■ **GIVEN RECORDS**:
•••••

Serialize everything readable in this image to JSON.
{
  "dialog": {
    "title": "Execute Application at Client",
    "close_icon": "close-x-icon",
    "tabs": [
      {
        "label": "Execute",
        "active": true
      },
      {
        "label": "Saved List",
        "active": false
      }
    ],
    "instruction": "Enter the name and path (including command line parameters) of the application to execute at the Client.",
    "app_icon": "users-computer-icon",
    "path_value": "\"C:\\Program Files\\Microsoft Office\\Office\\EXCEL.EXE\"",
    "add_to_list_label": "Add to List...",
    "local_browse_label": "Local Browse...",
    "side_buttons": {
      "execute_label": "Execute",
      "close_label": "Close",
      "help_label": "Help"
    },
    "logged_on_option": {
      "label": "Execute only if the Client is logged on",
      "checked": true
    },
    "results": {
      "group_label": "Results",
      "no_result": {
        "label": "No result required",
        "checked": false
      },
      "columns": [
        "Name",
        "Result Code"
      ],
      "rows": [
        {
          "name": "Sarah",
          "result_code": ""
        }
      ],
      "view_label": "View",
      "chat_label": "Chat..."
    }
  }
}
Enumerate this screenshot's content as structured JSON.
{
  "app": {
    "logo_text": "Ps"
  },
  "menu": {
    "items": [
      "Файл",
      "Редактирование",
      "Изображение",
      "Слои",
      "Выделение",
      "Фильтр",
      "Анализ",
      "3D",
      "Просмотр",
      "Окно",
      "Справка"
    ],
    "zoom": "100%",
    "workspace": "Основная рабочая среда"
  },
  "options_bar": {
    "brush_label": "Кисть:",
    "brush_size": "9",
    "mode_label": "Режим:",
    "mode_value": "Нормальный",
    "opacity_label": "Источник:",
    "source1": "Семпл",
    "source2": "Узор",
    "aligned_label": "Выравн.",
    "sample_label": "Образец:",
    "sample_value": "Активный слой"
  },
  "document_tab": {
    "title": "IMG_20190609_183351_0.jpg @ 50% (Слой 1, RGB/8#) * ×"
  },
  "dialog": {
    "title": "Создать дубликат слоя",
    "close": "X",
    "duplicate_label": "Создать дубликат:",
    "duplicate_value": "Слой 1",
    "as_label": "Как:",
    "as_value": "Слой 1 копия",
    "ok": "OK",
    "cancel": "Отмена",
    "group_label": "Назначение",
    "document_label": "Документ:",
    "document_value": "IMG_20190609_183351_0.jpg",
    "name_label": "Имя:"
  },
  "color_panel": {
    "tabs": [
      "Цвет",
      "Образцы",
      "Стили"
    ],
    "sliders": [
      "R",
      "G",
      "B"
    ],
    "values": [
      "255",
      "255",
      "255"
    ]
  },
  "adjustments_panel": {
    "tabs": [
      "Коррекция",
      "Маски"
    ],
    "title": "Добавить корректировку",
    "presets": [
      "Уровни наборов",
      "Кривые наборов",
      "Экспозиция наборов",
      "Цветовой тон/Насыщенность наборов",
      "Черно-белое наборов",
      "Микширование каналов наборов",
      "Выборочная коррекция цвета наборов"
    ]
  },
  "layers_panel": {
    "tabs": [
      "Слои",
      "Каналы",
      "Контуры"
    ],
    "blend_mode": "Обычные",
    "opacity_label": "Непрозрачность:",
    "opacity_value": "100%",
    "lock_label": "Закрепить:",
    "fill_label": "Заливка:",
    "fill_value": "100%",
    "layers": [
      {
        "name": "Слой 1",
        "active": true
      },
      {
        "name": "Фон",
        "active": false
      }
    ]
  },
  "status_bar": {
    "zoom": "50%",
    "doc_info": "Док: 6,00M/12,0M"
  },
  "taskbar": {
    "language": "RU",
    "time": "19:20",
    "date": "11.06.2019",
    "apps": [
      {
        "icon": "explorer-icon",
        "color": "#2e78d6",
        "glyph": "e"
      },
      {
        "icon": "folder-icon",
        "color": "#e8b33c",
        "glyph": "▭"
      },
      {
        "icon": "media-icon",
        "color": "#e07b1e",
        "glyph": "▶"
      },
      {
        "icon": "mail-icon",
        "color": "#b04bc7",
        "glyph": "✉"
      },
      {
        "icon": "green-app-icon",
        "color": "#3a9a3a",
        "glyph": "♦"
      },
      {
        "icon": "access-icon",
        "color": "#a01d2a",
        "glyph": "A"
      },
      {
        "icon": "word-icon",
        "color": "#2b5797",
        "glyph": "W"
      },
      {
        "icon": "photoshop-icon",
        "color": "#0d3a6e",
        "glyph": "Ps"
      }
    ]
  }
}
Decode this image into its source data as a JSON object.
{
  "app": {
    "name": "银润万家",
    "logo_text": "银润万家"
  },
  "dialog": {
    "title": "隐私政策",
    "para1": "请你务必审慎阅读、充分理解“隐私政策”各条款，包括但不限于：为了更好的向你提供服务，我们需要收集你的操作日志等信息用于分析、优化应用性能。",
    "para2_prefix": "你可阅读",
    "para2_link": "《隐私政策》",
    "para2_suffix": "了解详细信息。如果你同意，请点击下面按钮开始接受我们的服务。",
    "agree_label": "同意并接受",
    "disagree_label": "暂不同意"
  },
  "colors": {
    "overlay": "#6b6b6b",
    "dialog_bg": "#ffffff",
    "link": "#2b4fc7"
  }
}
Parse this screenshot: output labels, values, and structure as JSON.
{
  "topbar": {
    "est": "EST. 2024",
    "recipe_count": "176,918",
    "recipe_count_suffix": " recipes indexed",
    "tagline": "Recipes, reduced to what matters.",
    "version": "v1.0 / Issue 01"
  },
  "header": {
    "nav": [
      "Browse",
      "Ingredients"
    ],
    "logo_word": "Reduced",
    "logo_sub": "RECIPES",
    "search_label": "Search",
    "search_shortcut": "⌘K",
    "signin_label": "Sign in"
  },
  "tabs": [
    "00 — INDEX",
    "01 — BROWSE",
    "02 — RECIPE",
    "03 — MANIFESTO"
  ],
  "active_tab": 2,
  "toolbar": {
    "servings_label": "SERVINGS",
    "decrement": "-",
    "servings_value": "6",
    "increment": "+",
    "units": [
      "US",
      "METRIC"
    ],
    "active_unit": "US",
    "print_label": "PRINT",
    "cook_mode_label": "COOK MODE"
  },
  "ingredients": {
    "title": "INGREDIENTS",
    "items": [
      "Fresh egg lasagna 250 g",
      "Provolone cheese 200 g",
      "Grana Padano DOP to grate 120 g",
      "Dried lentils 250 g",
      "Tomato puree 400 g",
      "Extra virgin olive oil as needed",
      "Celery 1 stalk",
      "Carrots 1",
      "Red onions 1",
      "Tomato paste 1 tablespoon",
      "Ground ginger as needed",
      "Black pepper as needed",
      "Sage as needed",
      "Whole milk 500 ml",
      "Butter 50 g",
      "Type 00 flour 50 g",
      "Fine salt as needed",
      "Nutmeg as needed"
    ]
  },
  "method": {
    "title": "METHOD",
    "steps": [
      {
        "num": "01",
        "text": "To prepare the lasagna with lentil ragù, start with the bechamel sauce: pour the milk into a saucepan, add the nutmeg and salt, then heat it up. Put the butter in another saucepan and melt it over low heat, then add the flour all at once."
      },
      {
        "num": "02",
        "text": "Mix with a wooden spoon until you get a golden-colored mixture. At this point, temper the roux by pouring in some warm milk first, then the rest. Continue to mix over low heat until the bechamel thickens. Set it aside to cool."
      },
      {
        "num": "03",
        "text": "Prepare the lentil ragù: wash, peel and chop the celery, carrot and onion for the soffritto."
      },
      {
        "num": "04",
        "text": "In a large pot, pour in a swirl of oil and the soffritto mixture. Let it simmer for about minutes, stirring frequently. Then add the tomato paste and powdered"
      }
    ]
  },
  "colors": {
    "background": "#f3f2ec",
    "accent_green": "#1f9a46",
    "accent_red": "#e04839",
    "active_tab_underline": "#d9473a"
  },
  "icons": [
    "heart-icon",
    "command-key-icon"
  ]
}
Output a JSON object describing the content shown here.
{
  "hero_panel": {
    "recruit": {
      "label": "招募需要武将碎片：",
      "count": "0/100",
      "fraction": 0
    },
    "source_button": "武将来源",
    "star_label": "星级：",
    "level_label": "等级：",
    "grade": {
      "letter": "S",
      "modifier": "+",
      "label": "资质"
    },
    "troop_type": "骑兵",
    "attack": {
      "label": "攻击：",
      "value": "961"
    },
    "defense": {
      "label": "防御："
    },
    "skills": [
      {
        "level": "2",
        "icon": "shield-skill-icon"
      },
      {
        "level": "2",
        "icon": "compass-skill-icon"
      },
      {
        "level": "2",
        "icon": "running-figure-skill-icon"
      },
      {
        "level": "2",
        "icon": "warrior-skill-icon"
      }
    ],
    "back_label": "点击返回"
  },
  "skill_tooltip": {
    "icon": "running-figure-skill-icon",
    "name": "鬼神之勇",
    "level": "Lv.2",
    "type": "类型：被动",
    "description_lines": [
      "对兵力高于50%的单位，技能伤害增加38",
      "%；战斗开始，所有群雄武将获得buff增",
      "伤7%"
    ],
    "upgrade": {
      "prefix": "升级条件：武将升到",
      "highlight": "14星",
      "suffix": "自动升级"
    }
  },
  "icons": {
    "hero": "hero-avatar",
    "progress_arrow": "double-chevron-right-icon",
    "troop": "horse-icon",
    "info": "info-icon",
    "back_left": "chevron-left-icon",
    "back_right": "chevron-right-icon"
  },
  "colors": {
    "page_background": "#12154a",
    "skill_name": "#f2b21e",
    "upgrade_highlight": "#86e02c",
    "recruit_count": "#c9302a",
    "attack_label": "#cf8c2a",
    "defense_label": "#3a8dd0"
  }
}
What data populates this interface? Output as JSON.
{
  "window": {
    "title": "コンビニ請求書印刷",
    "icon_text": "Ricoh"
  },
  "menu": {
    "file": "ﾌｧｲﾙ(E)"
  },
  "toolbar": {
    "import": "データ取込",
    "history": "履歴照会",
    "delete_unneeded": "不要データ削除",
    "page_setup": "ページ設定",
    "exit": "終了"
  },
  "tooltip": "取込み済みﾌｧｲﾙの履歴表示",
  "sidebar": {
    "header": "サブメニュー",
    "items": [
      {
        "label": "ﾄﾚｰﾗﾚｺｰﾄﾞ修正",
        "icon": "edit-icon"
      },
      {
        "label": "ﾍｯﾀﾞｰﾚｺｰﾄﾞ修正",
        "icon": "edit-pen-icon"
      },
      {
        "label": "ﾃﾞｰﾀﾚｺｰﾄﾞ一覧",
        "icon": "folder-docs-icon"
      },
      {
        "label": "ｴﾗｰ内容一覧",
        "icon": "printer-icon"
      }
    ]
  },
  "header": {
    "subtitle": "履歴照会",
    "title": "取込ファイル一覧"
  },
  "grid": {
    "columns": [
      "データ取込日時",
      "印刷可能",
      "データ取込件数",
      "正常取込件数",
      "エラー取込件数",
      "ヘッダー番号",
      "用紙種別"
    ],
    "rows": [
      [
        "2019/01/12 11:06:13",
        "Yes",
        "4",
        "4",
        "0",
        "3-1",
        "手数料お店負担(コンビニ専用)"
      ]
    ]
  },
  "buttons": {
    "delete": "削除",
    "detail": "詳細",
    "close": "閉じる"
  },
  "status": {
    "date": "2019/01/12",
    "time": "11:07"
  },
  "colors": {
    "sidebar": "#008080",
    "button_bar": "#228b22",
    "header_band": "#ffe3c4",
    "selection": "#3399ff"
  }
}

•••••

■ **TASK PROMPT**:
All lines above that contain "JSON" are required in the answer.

■ **TASK RESPONSE**:
Serialize everything readable in this image to JSON.
Enumerate this screenshot's content as structured JSON.
Decode this image into its source data as a JSON object.
Parse this screenshot: output labels, values, and structure as JSON.
Output a JSON object describing the content shown here.
What data populates this interface? Output as JSON.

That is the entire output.